**Data records for software interfaces**:
—————

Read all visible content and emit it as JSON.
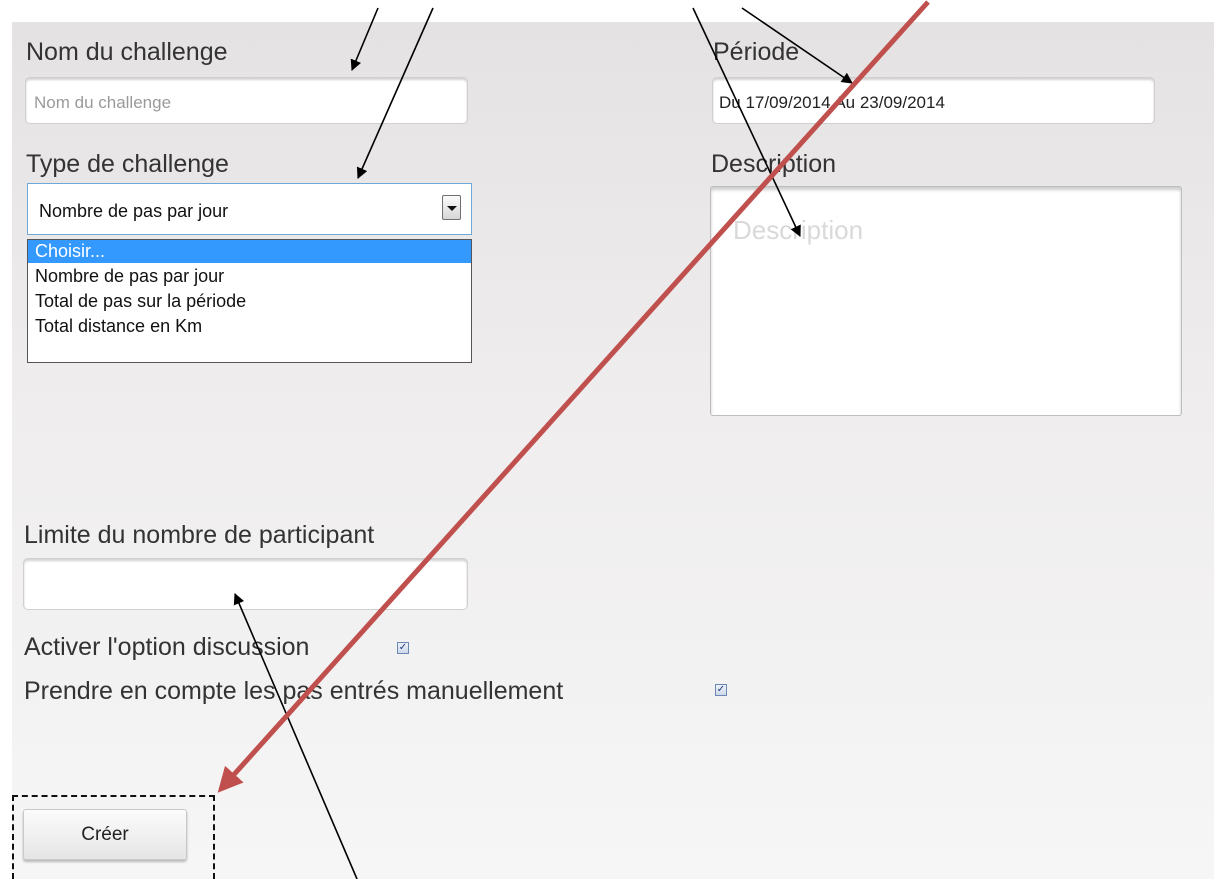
{
  "form": {
    "name": {
      "label": "Nom du challenge",
      "placeholder": "Nom du challenge",
      "value": ""
    },
    "period": {
      "label": "Période",
      "value": "Du 17/09/2014 Au 23/09/2014"
    },
    "type": {
      "label": "Type de challenge",
      "selected": "Nombre de pas par jour",
      "options": [
        "Choisir...",
        "Nombre de pas par jour",
        "Total de pas sur la période",
        "Total distance en Km"
      ],
      "highlighted_index": 0
    },
    "description": {
      "label": "Description",
      "placeholder": "Description",
      "value": ""
    },
    "limit": {
      "label": "Limite du nombre de participant",
      "value": ""
    },
    "discussion": {
      "label": "Activer l'option discussion",
      "checked": true
    },
    "manual_steps": {
      "label": "Prendre en compte les pas entrés manuellement",
      "checked": true
    },
    "submit_label": "Créer"
  },
  "icons": {
    "dropdown": "chevron-down-icon",
    "checkbox": "checkmark-icon"
  },
  "colors": {
    "annotation_arrow": "#000000",
    "annotation_red_arrow": "#c0504d",
    "option_highlight": "#3399ff",
    "select_border": "#6fa7d6"
  }
}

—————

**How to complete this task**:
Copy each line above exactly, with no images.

**Result for this task**:
Read all visible content and emit it as JSON.
{
  "form": {
    "name": {
      "label": "Nom du challenge",
      "placeholder": "Nom du challenge",
      "value": ""
    },
    "period": {
      "label": "Période",
      "value": "Du 17/09/2014 Au 23/09/2014"
    },
    "type": {
      "label": "Type de challenge",
      "selected": "Nombre de pas par jour",
      "options": [
        "Choisir...",
        "Nombre de pas par jour",
        "Total de pas sur la période",
        "Total distance en Km"
      ],
      "highlighted_index": 0
    },
    "description": {
      "label": "Description",
      "placeholder": "Description",
      "value": ""
    },
    "limit": {
      "label": "Limite du nombre de participant",
      "value": ""
    },
    "discussion": {
      "label": "Activer l'option discussion",
      "checked": true
    },
    "manual_steps": {
      "label": "Prendre en compte les pas entrés manuellement",
      "checked": true
    },
    "submit_label": "Créer"
  },
  "icons": {
    "dropdown": "chevron-down-icon",
    "checkbox": "checkmark-icon"
  },
  "colors": {
    "annotation_arrow": "#000000",
    "annotation_red_arrow": "#c0504d",
    "option_highlight": "#3399ff",
    "select_border": "#6fa7d6"
  }
}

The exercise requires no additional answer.